The chancellor on Friday expanded the UK-wide job support scheme he announced in September to the tune of hundreds of millions of pounds a month, ahead of an expected announcement on new local lockdown plans early next week.
Sunak will also boost the generosity of cash grants to businesses in England that are closed in local lockdowns, which the Treasury said could benefit hundreds of thousands of businesses including restaurants, pubs, nightclubs, and bowling alleys.
The announcement comes alongside “intensive engagement” with local leaders in areas, mainly in the north, that look set for tougher restrictions.
Greater Manchester mayor Andy Burnham last night insisted on “no restrictions without support”.
The new scheme will be open to firms that are legally required to close as a result of Covid-19 restrictions, and is intended to protect jobs.
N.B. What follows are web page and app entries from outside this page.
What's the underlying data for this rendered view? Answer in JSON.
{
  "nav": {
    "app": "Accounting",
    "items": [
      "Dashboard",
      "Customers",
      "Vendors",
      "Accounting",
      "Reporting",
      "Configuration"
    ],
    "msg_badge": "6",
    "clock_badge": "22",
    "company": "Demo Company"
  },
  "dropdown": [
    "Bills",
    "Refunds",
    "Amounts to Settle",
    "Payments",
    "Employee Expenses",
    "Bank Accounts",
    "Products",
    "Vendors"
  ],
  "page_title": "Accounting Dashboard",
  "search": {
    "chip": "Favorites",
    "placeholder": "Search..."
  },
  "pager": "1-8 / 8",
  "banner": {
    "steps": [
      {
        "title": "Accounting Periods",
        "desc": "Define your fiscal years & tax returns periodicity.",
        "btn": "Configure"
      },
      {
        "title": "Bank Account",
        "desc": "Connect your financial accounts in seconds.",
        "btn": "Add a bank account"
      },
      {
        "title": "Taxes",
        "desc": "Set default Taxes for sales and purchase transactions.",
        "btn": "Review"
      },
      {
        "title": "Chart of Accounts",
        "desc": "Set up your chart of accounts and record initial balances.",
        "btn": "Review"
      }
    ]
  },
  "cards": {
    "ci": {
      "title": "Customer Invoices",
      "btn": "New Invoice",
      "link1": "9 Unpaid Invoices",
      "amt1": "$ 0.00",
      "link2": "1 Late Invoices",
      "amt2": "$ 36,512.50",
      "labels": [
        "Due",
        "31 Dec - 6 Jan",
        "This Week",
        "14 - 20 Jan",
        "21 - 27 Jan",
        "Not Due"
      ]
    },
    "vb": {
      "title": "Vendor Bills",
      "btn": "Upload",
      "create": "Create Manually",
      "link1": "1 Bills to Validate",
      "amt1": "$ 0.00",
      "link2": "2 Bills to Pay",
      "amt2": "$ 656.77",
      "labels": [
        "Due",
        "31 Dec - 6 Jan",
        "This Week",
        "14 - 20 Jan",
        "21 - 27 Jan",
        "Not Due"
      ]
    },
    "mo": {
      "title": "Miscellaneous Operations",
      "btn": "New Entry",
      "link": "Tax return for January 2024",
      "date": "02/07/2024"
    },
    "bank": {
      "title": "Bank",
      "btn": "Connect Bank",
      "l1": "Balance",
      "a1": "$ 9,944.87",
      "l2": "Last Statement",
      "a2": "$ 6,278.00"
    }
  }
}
From November 1, when the furlough scheme ends, the government will cover 67% of any worker’s salary up to a maximum of £2,100 a month at companies required to close, and they do not have to work any hours to be eligible.
Sunak said: “Throughout the crisis the driving force of our economic policy has not changed.
“I have always said that we will do whatever is necessary to protect jobs and livelihoods as the situation evolves.
“The expansion of the job support scheme will provide a safety net for businesses across the UK who are required to temporarily close their doors, giving them the right support at the right time.”
The new programme is more generous than the main job support scheme, which requires staff to work a third (33%) of their hours to qualify for a maximum of two-ninths salary support from the government, but that scheme is open to firms that are allowed to stay open.
Closed businesses will only be eligible to claim the more intensive support while they are actually subject to restrictions, and employees must be off work for a minimum of seven consecutive days before their employer can ask for cash.
Larger firms will still be asked to pay National Insurance and pension contributions.
But the Treasury estimates this will only affect half of eligible companies, and that even these will on average be paying 5% or less of any worker’s salary.
The scheme will be in place for six months, with a halfway review point in January.
Meanwhile, the new cash grants will be payable every two weeks and linked to the business rate valuation of the company applying.
Companies will now receive up to £3,000 a month, rather than up to £1,500 every three weeks, and they will be eligible for payment after being closed for only two weeks rather than three.
Small businesses with a rateable value of £15,000 or below can now claim £1,300 per month; medium sized businesses with a rateable value between £15,000 and £51,000 can claim £2,000 per month; and larger businesses can claim £3,000.
The Federation of Small Businesses’ national chair Mike Cherry called the plans “game-changers”, adding: “It’s welcome to see them adopted today.
“We will work with government on clarity on where and when any new restrictions will apply, and clear, accessible small-business-friendly guidance to make sure this help gets to those facing a lockdown of their business premises.”
Director general of the CBI, Dame Carolyn Fairbairn, said: “The steep rise in infections in some areas means new restrictions to curb numbers feel unavoidable.
“The chancellor’s more generous job support for those under strict restrictions should cushion the blow for the most affected and keep more people in work.”